         }
       }
    }
    
    
    var a = {name:'ABC'};
    var b = test();
    b.setter(a);
    a.name = 'DEF';
    alert(b.getter().name);
    b.change();
    alert(a.name);
    
    //Example 4
    function test() {
        var student;
        return {
         setter: function (a) {
             student = a;   
         },
         getter: function () {
             return student;
         },
         change: function () {
             student.name = 'XYZ';
         }
       }
    }
    
    var a = {name:'ABC'};
    var b = test();
    b.setter(a);
    a = {name:'DEF'};
    alert(b.getter().name);
    b.change();
    alert(a.name);
    

    Try reasoning why are they so if you are wrong, before reaching the explanation

    //Example 1
    alert 1: XYZ
    alert 2: ABC
    
    //Example 2
    alert 1: ABC
    alert 2: XYZ
    
    //Example 3
    alert 1: DEF
    alert 2: XYZ
    
    //Example 4
    alert 1: ABC
    alert 2: DEF
    

    Reason

    Example 1:
    string is a primitive type & variables hold the values for primitive types.
    Primitives are passed by value in javascript.
    So, change in 'student' will never affect 'a' and vice versa

    Example 2:
    object is a reference type & variables hold the reference rather value for reference types
    Reference types are passed by reference in javascript
    Both a & student refer to the same object. Hence change in 'student' reflects over 'a'.
    **Remember reference of 'student' never points to 'a', it follows the reference chain of 'a' and starts referring to the core object.

    Example 3:
    Reason same as Example 2
    Created this example to show that change made in 'a' too reflects back in 'student'

    Example 4:
    This example tests your real understanding.
    If you can reason this out now, then you can grade your self good in this topic

    Although a's reference has changed to new object, it didn't affect student's reference.
    Reason: point to remember mentioned in Example 2.
    You have to understand this clearly :)

    Hope I had done some justice.
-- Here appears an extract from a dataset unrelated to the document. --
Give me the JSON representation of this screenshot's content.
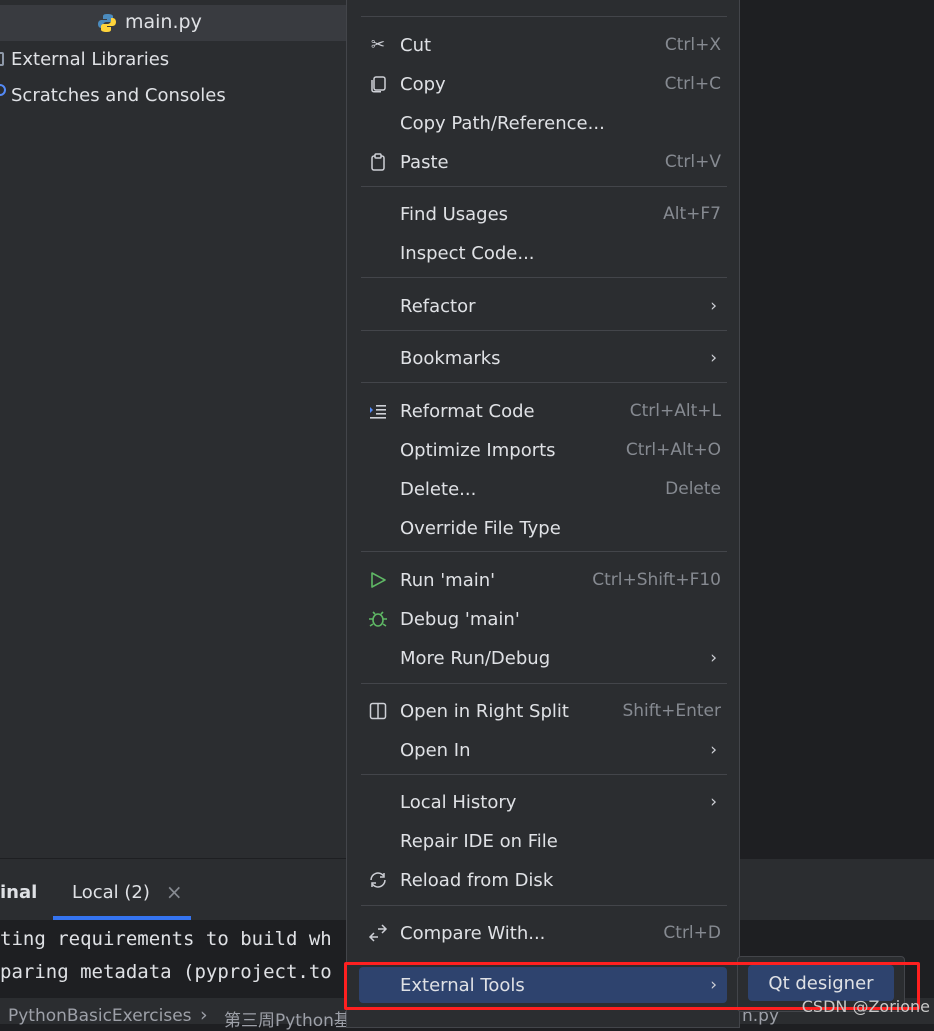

The same can be proved for other primitive and reference types :)

    You actually don't need function calls to prove these concepts.
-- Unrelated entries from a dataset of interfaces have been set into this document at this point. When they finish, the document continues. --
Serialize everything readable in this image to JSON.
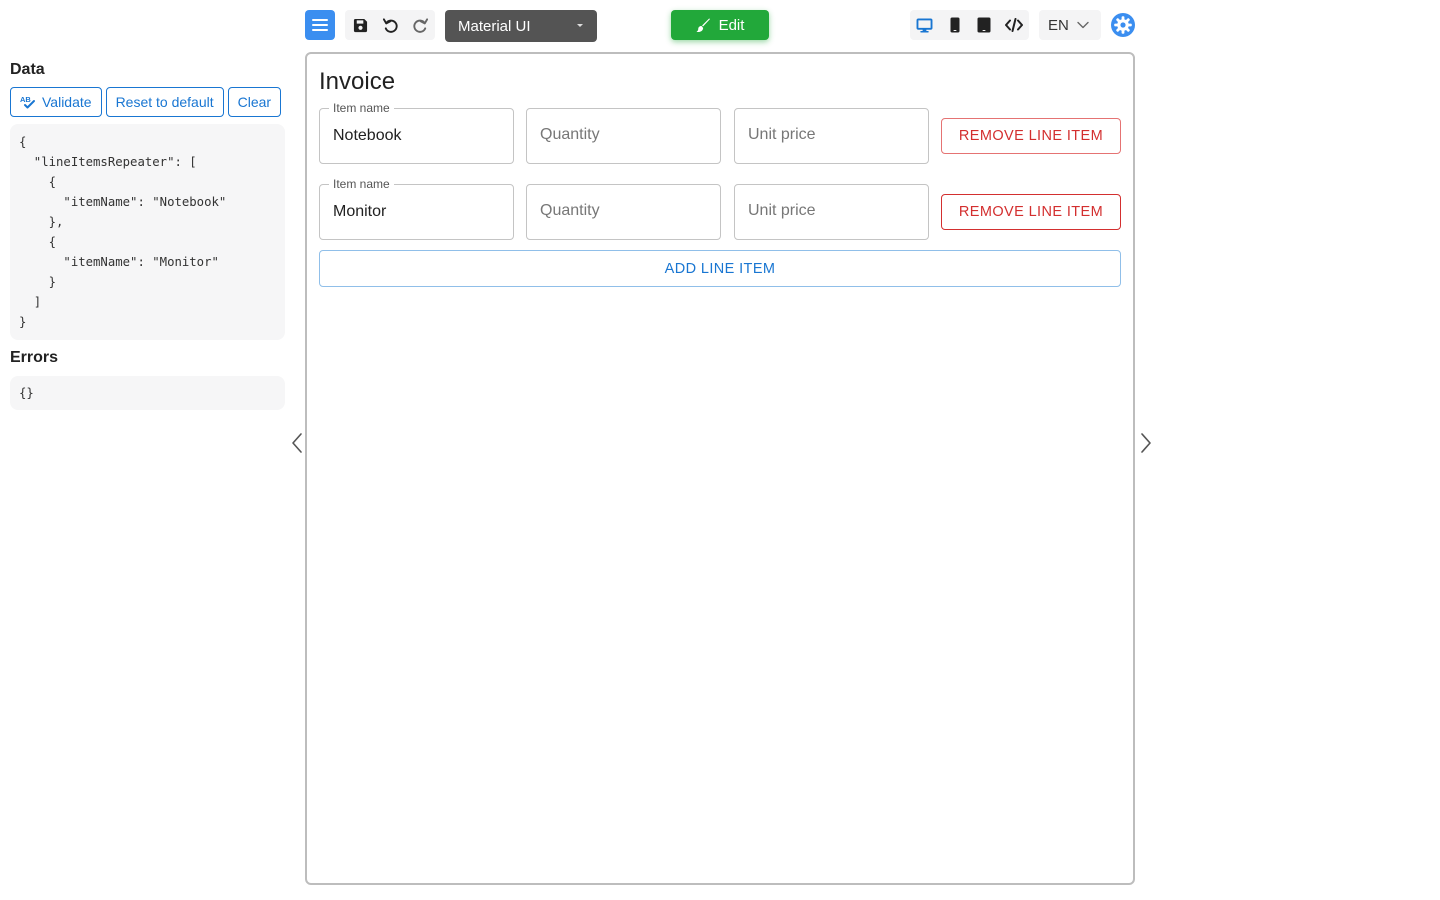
{
  "toolbar": {
    "theme_select": "Material UI",
    "edit_label": "Edit",
    "language": "EN"
  },
  "data_panel": {
    "heading": "Data",
    "validate_label": "Validate",
    "reset_label": "Reset to default",
    "clear_label": "Clear",
    "json_text": "{\n  \"lineItemsRepeater\": [\n    {\n      \"itemName\": \"Notebook\"\n    },\n    {\n      \"itemName\": \"Monitor\"\n    }\n  ]\n}",
    "errors_heading": "Errors",
    "errors_text": "{}"
  },
  "form": {
    "title": "Invoice",
    "line_items": [
      {
        "name_label": "Item name",
        "name_value": "Notebook",
        "quantity_placeholder": "Quantity",
        "unit_price_placeholder": "Unit price",
        "remove_label": "REMOVE LINE ITEM"
      },
      {
        "name_label": "Item name",
        "name_value": "Monitor",
        "quantity_placeholder": "Quantity",
        "unit_price_placeholder": "Unit price",
        "remove_label": "REMOVE LINE ITEM"
      }
    ],
    "add_label": "ADD LINE ITEM"
  },
  "icons": {
    "menu": "hamburger-icon",
    "save": "floppy-disk-icon",
    "undo": "undo-icon",
    "redo": "redo-icon",
    "edit": "paintbrush-icon",
    "desktop": "desktop-icon",
    "mobile": "mobile-icon",
    "tablet": "tablet-icon",
    "code": "code-icon",
    "language_caret": "chevron-down-icon",
    "settings": "gear-icon",
    "validate": "spellcheck-icon",
    "prev": "chevron-left-icon",
    "next": "chevron-right-icon"
  },
  "colors": {
    "primary": "#1976d2",
    "menu_button": "#3b8ef0",
    "edit_button": "#22a83a",
    "theme_select": "#545454",
    "danger": "#d32f2f"
  }
}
    //Equivalent to Example 1
    var a = 10;
    var b = a;
    a = 20;
    console.log(a, b);
    
    //Equivalent to Example 2 & 3
    var a = {value:1};
    var b = a;
    a.name = 'xyz';
    b.value = 10;
    console.log(a, b, a===b);
    
    //Equivalent to Example 4
    var a = [1,2,3];
    var b = a;
    b[0] = 10;
    console.log(a, b, a===b);
    a = [5,6,7];
    console.log(a, b, a===b);
    

    But I used to function to explain the effects over 'passing' rather 'assignment|copying' :)